**AIM OF THE EXERCISE:** With the pictures left out, write out the records verbatim.

DATA PROVIDED START

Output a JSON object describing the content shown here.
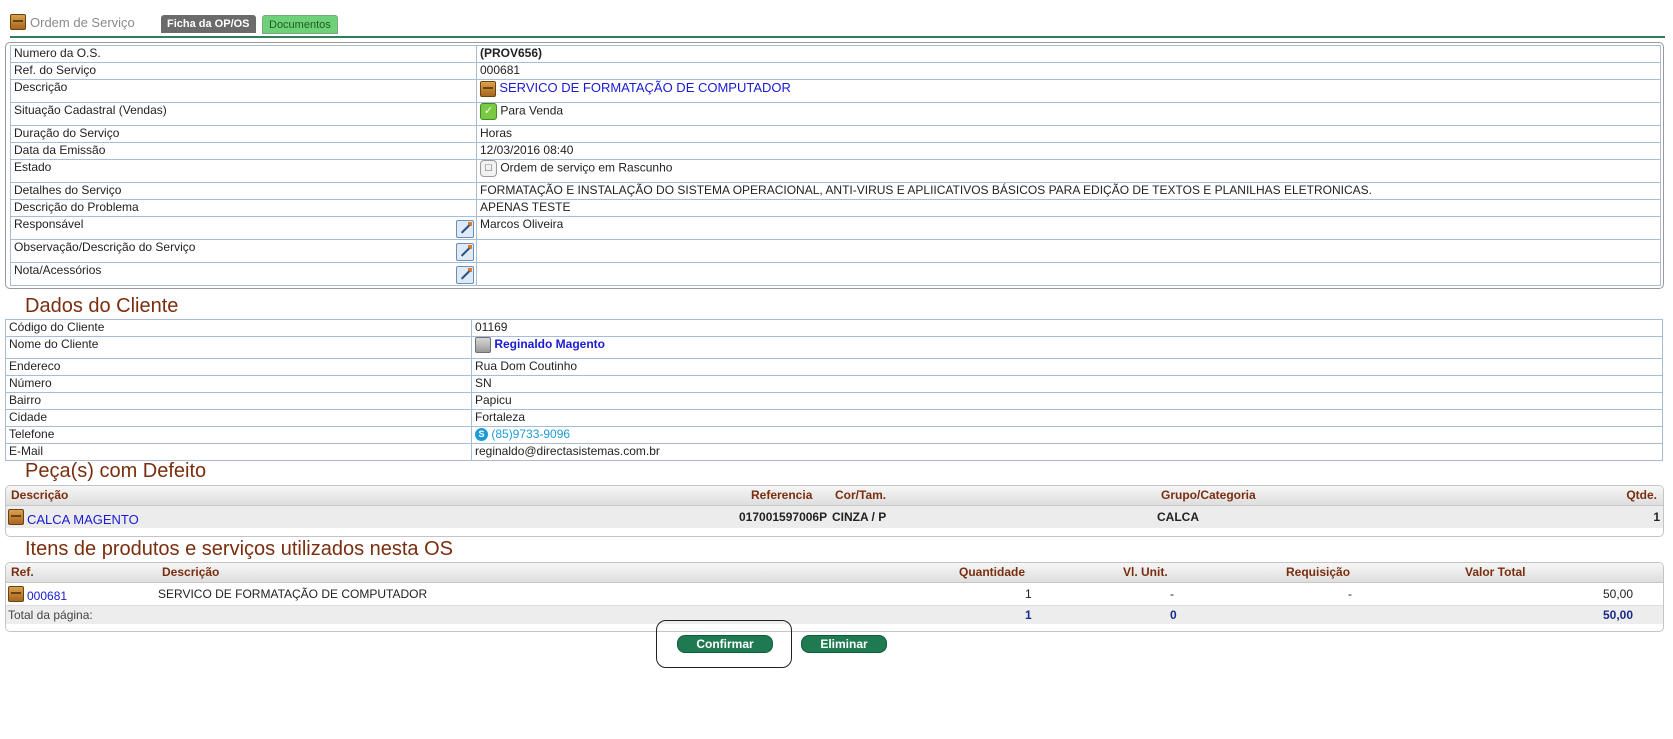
{
  "header": {
    "title": "Ordem de Serviço",
    "tabs": [
      {
        "label": "Ficha da OP/OS"
      },
      {
        "label": "Documentos"
      }
    ]
  },
  "os": {
    "rows": [
      {
        "label": "Numero da O.S.",
        "value": "(PROV656)"
      },
      {
        "label": "Ref. do Serviço",
        "value": "000681"
      },
      {
        "label": "Descrição",
        "value": "SERVICO DE FORMATAÇÃO DE COMPUTADOR"
      },
      {
        "label": "Situação Cadastral (Vendas)",
        "value": "Para Venda"
      },
      {
        "label": "Duração do Serviço",
        "value": "Horas"
      },
      {
        "label": "Data da Emissão",
        "value": "12/03/2016 08:40"
      },
      {
        "label": "Estado",
        "value": "Ordem de serviço em Rascunho"
      },
      {
        "label": "Detalhes do Serviço",
        "value": "FORMATAÇÃO E INSTALAÇÃO DO SISTEMA OPERACIONAL, ANTI-VIRUS E APLIICATIVOS BÁSICOS PARA EDIÇÃO DE TEXTOS E PLANILHAS ELETRONICAS."
      },
      {
        "label": "Descrição do Problema",
        "value": "APENAS TESTE"
      },
      {
        "label": "Responsável",
        "value": "Marcos Oliveira"
      },
      {
        "label": "Observação/Descrição do Serviço",
        "value": ""
      },
      {
        "label": "Nota/Acessórios",
        "value": ""
      }
    ]
  },
  "cliente": {
    "title": "Dados do Cliente",
    "rows": [
      {
        "label": "Código do Cliente",
        "value": "01169"
      },
      {
        "label": "Nome do Cliente",
        "value": "Reginaldo Magento"
      },
      {
        "label": "Endereco",
        "value": "Rua Dom Coutinho"
      },
      {
        "label": "Número",
        "value": "SN"
      },
      {
        "label": "Bairro",
        "value": "Papicu"
      },
      {
        "label": "Cidade",
        "value": "Fortaleza"
      },
      {
        "label": "Telefone",
        "value": "(85)9733-9096"
      },
      {
        "label": "E-Mail",
        "value": "reginaldo@directasistemas.com.br"
      }
    ]
  },
  "pecas": {
    "title": "Peça(s) com Defeito",
    "headers": {
      "descricao": "Descrição",
      "referencia": "Referencia",
      "cor": "Cor/Tam.",
      "grupo": "Grupo/Categoria",
      "qtde": "Qtde."
    },
    "rows": [
      {
        "descricao": "CALCA MAGENTO",
        "referencia": "017001597006P",
        "cor": "CINZA / P",
        "grupo": "CALCA",
        "qtde": "1"
      }
    ]
  },
  "itens": {
    "title": "Itens de produtos e serviços utilizados nesta OS",
    "headers": {
      "ref": "Ref.",
      "descricao": "Descrição",
      "quantidade": "Quantidade",
      "vl_unit": "Vl. Unit.",
      "requisicao": "Requisição",
      "valor_total": "Valor Total"
    },
    "rows": [
      {
        "ref": "000681",
        "descricao": "SERVICO DE FORMATAÇÃO DE COMPUTADOR",
        "quantidade": "1",
        "vl_unit": "-",
        "requisicao": "-",
        "valor_total": "50,00"
      }
    ],
    "total": {
      "label": "Total da página:",
      "quantidade": "1",
      "vl_unit": "0",
      "valor_total": "50,00"
    }
  },
  "actions": {
    "confirm": "Confirmar",
    "delete": "Eliminar"
  },
  "colors": {
    "accent": "#1f7a52",
    "section_title": "#7a2e0e",
    "link": "#1a1ad4"
  }
}
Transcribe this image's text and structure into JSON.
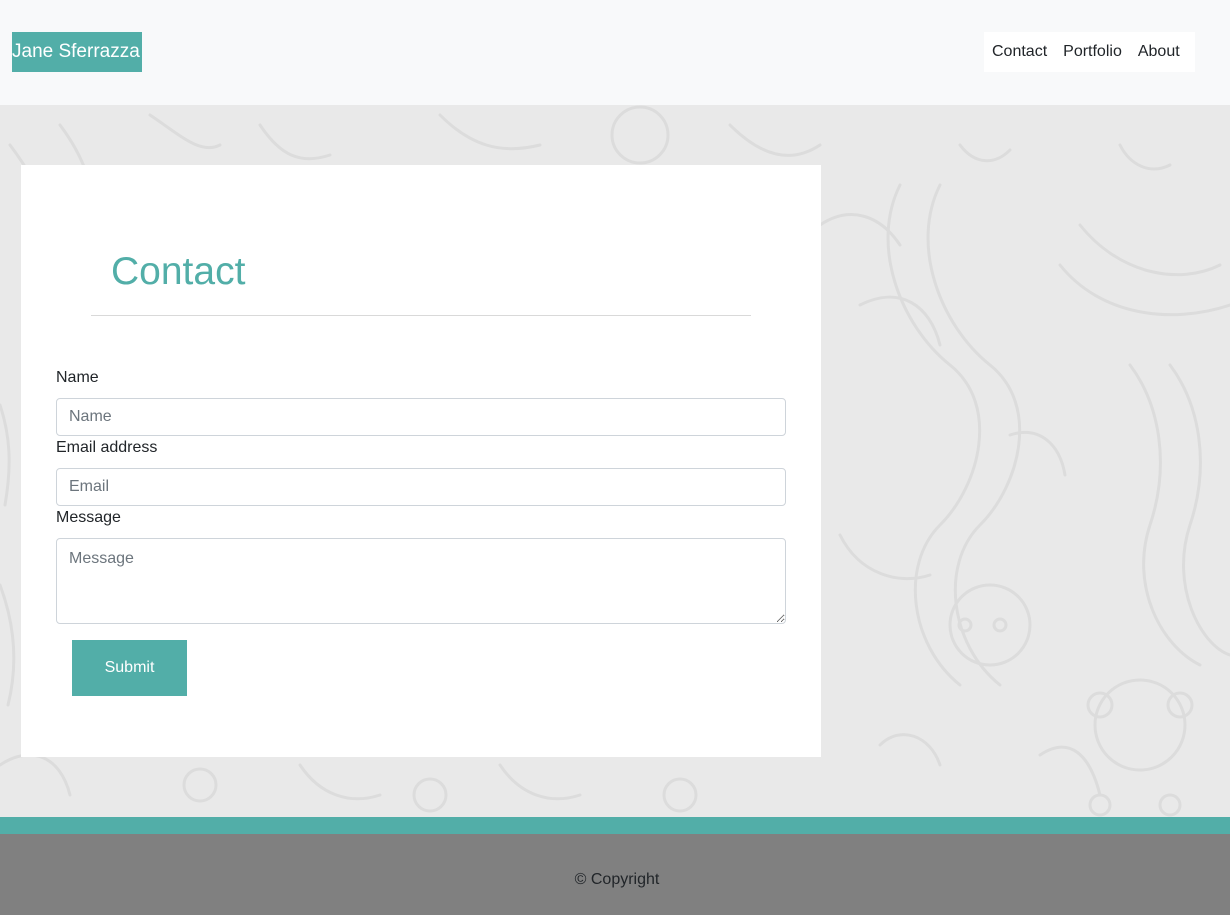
{
  "header": {
    "brand": "Jane Sferrazza",
    "nav": [
      "Contact",
      "Portfolio",
      "About"
    ]
  },
  "contact": {
    "title": "Contact",
    "fields": {
      "name_label": "Name",
      "name_placeholder": "Name",
      "email_label": "Email address",
      "email_placeholder": "Email",
      "message_label": "Message",
      "message_placeholder": "Message"
    },
    "submit_label": "Submit"
  },
  "footer": {
    "copyright": "© Copyright"
  },
  "colors": {
    "accent": "#52aea8",
    "header_bg": "#f8f9fa",
    "page_bg": "#e9e9e9",
    "footer_bg": "#808080"
  }
}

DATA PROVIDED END

**THE COMPLETED TASK:**
Output a JSON object describing the content shown here.
{
  "header": {
    "title": "Ordem de Serviço",
    "tabs": [
      {
        "label": "Ficha da OP/OS"
      },
      {
        "label": "Documentos"
      }
    ]
  },
  "os": {
    "rows": [
      {
        "label": "Numero da O.S.",
        "value": "(PROV656)"
      },
      {
        "label": "Ref. do Serviço",
        "value": "000681"
      },
      {
        "label": "Descrição",
        "value": "SERVICO DE FORMATAÇÃO DE COMPUTADOR"
      },
      {
        "label": "Situação Cadastral (Vendas)",
        "value": "Para Venda"
      },
      {
        "label": "Duração do Serviço",
        "value": "Horas"
      },
      {
        "label": "Data da Emissão",
        "value": "12/03/2016 08:40"
      },
      {
        "label": "Estado",
        "value": "Ordem de serviço em Rascunho"
      },
      {
        "label": "Detalhes do Serviço",
        "value": "FORMATAÇÃO E INSTALAÇÃO DO SISTEMA OPERACIONAL, ANTI-VIRUS E APLIICATIVOS BÁSICOS PARA EDIÇÃO DE TEXTOS E PLANILHAS ELETRONICAS."
      },
      {
        "label": "Descrição do Problema",
        "value": "APENAS TESTE"
      },
      {
        "label": "Responsável",
        "value": "Marcos Oliveira"
      },
      {
        "label": "Observação/Descrição do Serviço",
        "value": ""
      },
      {
        "label": "Nota/Acessórios",
        "value": ""
      }
    ]
  },
  "cliente": {
    "title": "Dados do Cliente",
    "rows": [
      {
        "label": "Código do Cliente",
        "value": "01169"
      },
      {
        "label": "Nome do Cliente",
        "value": "Reginaldo Magento"
      },
      {
        "label": "Endereco",
        "value": "Rua Dom Coutinho"
      },
      {
        "label": "Número",
        "value": "SN"
      },
      {
        "label": "Bairro",
        "value": "Papicu"
      },
      {
        "label": "Cidade",
        "value": "Fortaleza"
      },
      {
        "label": "Telefone",
        "value": "(85)9733-9096"
      },
      {
        "label": "E-Mail",
        "value": "reginaldo@directasistemas.com.br"
      }
    ]
  },
  "pecas": {
    "title": "Peça(s) com Defeito",
    "headers": {
      "descricao": "Descrição",
      "referencia": "Referencia",
      "cor": "Cor/Tam.",
      "grupo": "Grupo/Categoria",
      "qtde": "Qtde."
    },
    "rows": [
      {
        "descricao": "CALCA MAGENTO",
        "referencia": "017001597006P",
        "cor": "CINZA / P",
        "grupo": "CALCA",
        "qtde": "1"
      }
    ]
  },
  "itens": {
    "title": "Itens de produtos e serviços utilizados nesta OS",
    "headers": {
      "ref": "Ref.",
      "descricao": "Descrição",
      "quantidade": "Quantidade",
      "vl_unit": "Vl. Unit.",
      "requisicao": "Requisição",
      "valor_total": "Valor Total"
    },
    "rows": [
      {
        "ref": "000681",
        "descricao": "SERVICO DE FORMATAÇÃO DE COMPUTADOR",
        "quantidade": "1",
        "vl_unit": "-",
        "requisicao": "-",
        "valor_total": "50,00"
      }
    ],
    "total": {
      "label": "Total da página:",
      "quantidade": "1",
      "vl_unit": "0",
      "valor_total": "50,00"
    }
  },
  "actions": {
    "confirm": "Confirmar",
    "delete": "Eliminar"
  },
  "colors": {
    "accent": "#1f7a52",
    "section_title": "#7a2e0e",
    "link": "#1a1ad4"
  }
}
Transcribe this image's text and structure into JSON.
{
  "header": {
    "brand": "Jane Sferrazza",
    "nav": [
      "Contact",
      "Portfolio",
      "About"
    ]
  },
  "contact": {
    "title": "Contact",
    "fields": {
      "name_label": "Name",
      "name_placeholder": "Name",
      "email_label": "Email address",
      "email_placeholder": "Email",
      "message_label": "Message",
      "message_placeholder": "Message"
    },
    "submit_label": "Submit"
  },
  "footer": {
    "copyright": "© Copyright"
  },
  "colors": {
    "accent": "#52aea8",
    "header_bg": "#f8f9fa",
    "page_bg": "#e9e9e9",
    "footer_bg": "#808080"
  }
}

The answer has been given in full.